[Brief] Return only those lines of the listing in which "label" appears.

[Materials provided]
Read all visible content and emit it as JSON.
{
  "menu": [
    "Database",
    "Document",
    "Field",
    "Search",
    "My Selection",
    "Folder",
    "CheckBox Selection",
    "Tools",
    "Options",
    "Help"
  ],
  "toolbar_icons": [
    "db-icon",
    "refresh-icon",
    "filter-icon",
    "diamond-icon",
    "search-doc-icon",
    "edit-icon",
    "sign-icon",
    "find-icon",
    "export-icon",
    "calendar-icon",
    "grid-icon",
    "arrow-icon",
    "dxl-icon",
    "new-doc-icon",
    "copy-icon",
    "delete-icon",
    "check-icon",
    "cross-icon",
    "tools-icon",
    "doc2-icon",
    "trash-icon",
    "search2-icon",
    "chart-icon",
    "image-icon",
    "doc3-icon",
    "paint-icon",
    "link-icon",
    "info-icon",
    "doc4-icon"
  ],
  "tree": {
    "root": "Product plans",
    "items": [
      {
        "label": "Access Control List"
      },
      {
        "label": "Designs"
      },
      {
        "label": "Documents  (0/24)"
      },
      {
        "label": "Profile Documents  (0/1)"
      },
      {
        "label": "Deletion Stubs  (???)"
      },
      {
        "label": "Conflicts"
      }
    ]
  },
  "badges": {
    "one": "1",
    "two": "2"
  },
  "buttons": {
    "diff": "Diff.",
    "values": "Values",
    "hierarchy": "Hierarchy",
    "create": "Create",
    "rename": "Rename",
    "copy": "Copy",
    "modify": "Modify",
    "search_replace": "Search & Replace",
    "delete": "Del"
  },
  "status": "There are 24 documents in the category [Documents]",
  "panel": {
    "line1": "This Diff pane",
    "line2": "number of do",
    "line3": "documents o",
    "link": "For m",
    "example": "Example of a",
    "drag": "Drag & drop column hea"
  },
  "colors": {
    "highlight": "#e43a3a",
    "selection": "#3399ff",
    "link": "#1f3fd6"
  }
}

[Completed exercise]
        "label": "Access Control List"
        "label": "Designs"
        "label": "Documents  (0/24)"
        "label": "Profile Documents  (0/1)"
        "label": "Deletion Stubs  (???)"
        "label": "Conflicts"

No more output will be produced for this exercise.